_WHAT YOU NEED TO DO_
Where the records below have a line with "namespace", that line is to be copied.

_ _ _ _ _

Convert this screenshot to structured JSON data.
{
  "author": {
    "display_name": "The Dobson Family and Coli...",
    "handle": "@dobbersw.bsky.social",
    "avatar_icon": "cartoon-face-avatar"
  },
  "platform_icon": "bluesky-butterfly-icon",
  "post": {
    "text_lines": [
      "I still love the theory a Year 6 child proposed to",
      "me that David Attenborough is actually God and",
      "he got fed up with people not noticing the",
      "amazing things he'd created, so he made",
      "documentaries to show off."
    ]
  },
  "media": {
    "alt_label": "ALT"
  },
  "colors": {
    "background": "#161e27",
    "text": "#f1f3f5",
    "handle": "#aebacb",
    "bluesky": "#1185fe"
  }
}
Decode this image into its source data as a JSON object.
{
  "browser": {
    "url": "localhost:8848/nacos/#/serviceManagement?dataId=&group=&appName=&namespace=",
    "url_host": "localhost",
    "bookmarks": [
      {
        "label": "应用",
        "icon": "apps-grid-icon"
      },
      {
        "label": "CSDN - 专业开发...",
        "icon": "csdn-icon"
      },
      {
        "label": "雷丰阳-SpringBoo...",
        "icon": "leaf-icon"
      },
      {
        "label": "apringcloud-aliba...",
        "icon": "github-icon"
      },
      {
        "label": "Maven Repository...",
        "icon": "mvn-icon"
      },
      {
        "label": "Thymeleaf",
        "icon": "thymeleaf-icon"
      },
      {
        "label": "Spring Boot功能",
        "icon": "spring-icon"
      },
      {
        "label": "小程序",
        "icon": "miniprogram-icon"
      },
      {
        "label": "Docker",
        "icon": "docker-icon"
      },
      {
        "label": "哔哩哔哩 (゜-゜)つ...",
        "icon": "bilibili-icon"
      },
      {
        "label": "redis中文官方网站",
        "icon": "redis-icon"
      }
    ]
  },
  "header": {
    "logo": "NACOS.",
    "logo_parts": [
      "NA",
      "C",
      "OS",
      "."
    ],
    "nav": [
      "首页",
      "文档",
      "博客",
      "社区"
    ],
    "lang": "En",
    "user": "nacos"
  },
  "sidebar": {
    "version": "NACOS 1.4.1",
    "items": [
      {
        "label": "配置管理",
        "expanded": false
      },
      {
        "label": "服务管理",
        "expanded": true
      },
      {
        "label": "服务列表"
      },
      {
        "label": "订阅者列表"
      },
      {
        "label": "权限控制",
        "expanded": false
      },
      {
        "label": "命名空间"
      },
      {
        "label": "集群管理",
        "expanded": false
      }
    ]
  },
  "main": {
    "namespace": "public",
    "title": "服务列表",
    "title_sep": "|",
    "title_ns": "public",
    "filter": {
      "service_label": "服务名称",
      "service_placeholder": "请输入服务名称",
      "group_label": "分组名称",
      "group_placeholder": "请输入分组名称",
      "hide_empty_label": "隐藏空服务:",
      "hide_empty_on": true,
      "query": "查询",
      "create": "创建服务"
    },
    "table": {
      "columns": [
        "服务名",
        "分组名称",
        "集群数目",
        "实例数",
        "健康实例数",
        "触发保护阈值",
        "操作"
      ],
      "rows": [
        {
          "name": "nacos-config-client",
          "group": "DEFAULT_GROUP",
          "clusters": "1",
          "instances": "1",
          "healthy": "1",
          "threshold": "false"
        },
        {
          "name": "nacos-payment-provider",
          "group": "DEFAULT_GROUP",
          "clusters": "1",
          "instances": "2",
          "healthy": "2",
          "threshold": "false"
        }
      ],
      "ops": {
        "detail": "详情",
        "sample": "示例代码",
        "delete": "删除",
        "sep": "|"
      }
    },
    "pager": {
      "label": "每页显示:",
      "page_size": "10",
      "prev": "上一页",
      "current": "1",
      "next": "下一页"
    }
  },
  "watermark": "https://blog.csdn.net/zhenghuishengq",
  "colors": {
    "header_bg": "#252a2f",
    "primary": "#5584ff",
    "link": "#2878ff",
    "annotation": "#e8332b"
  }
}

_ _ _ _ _

_SOLUTION TO THIS PROBLEM_
    "url": "localhost:8848/nacos/#/serviceManagement?dataId=&group=&appName=&namespace=",
    "namespace": "public",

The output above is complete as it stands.